(Entries from a dataset of interfaces):
********
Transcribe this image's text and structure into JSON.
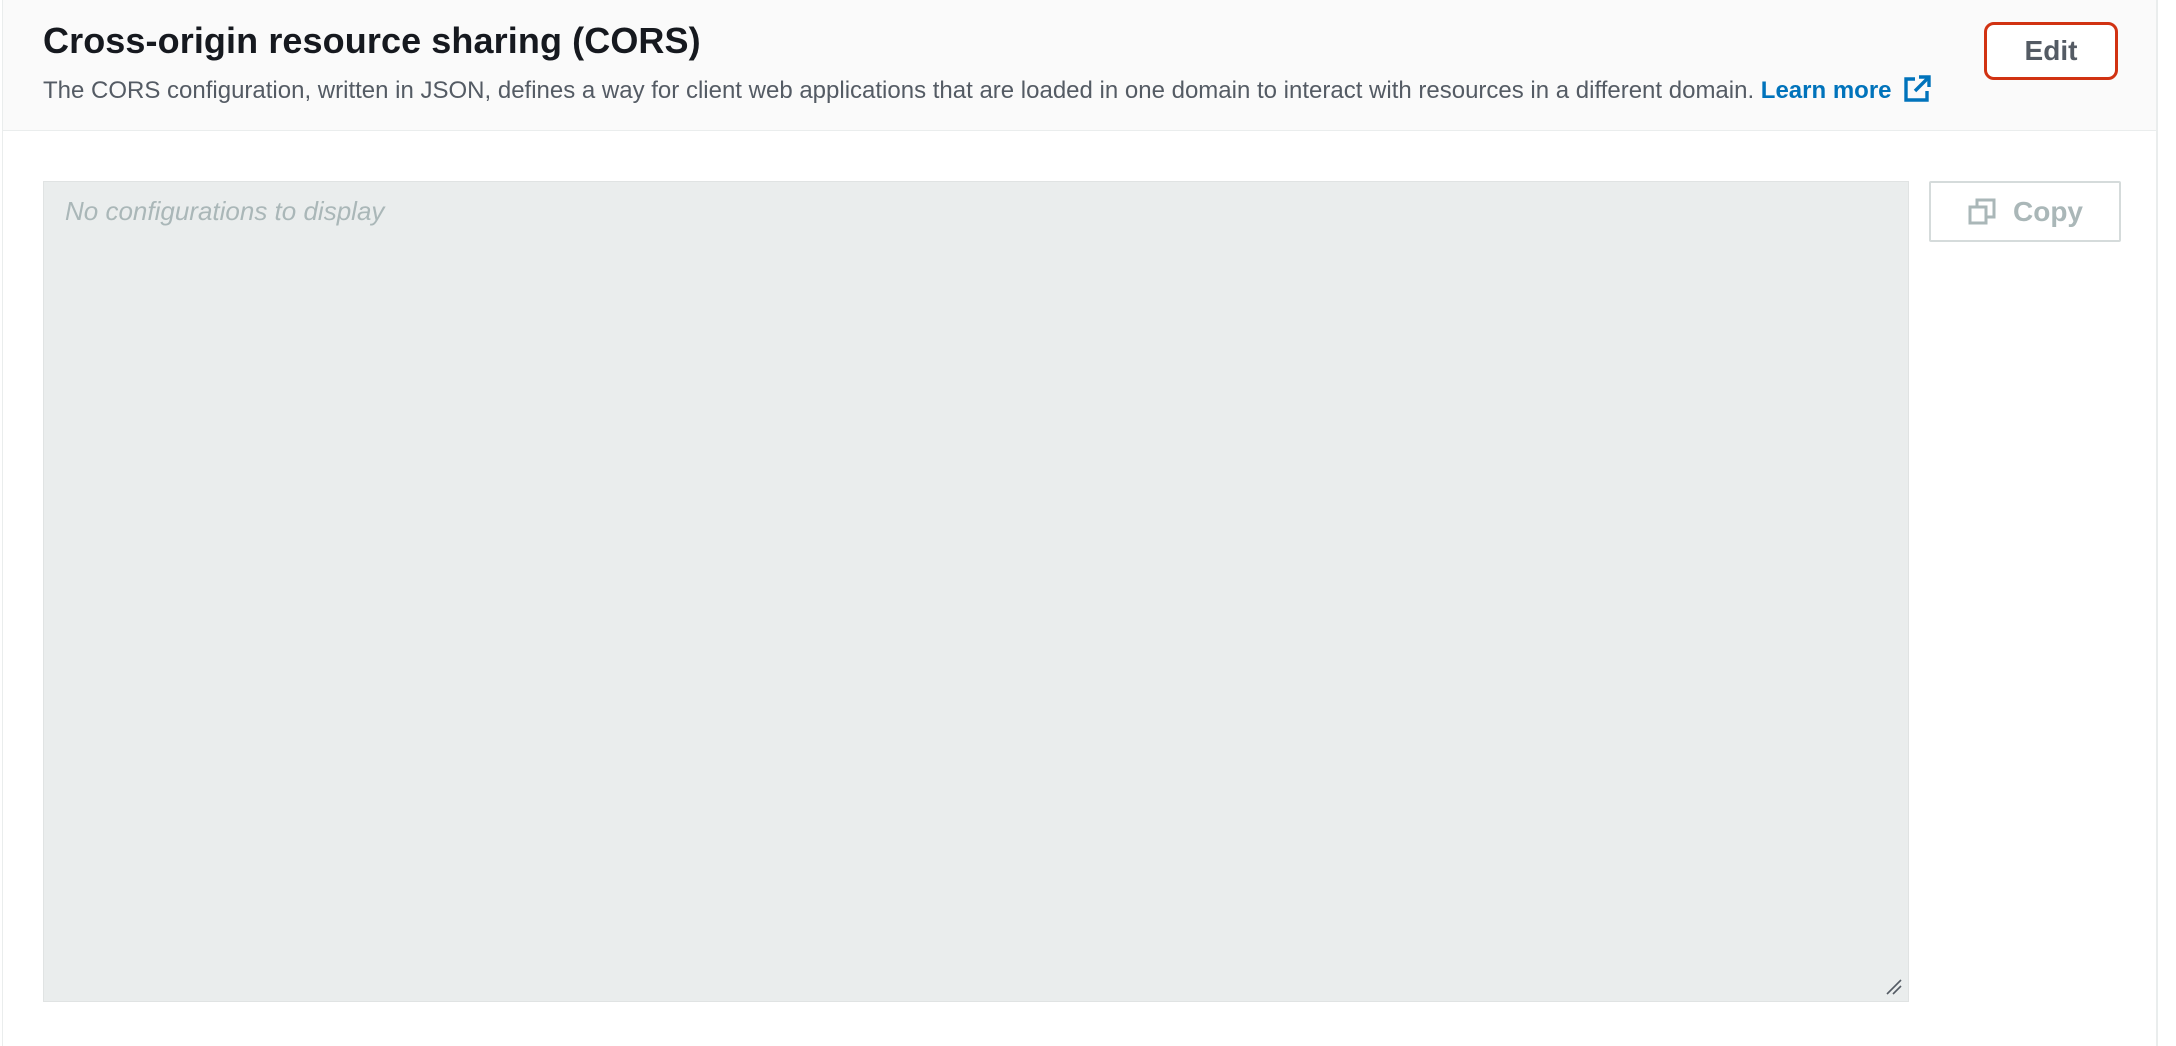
{
  "section": {
    "title": "Cross-origin resource sharing (CORS)",
    "description": "The CORS configuration, written in JSON, defines a way for client web applications that are loaded in one domain to interact with resources in a different domain.",
    "learn_more_label": "Learn more",
    "learn_more_icon": "external-link-icon"
  },
  "actions": {
    "edit_label": "Edit",
    "copy_label": "Copy",
    "copy_icon": "copy-icon"
  },
  "editor": {
    "placeholder": "No configurations to display"
  },
  "colors": {
    "link": "#0073bb",
    "title": "#16191f",
    "body_text": "#545b64",
    "disabled_text": "#aab7b8",
    "editor_background": "#eaeded",
    "edit_highlight": "#d13212"
  }
}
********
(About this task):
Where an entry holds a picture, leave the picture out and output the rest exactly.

(Expected output):
Transcribe this image's text and structure into JSON.
{
  "section": {
    "title": "Cross-origin resource sharing (CORS)",
    "description": "The CORS configuration, written in JSON, defines a way for client web applications that are loaded in one domain to interact with resources in a different domain.",
    "learn_more_label": "Learn more",
    "learn_more_icon": "external-link-icon"
  },
  "actions": {
    "edit_label": "Edit",
    "copy_label": "Copy",
    "copy_icon": "copy-icon"
  },
  "editor": {
    "placeholder": "No configurations to display"
  },
  "colors": {
    "link": "#0073bb",
    "title": "#16191f",
    "body_text": "#545b64",
    "disabled_text": "#aab7b8",
    "editor_background": "#eaeded",
    "edit_highlight": "#d13212"
  }
}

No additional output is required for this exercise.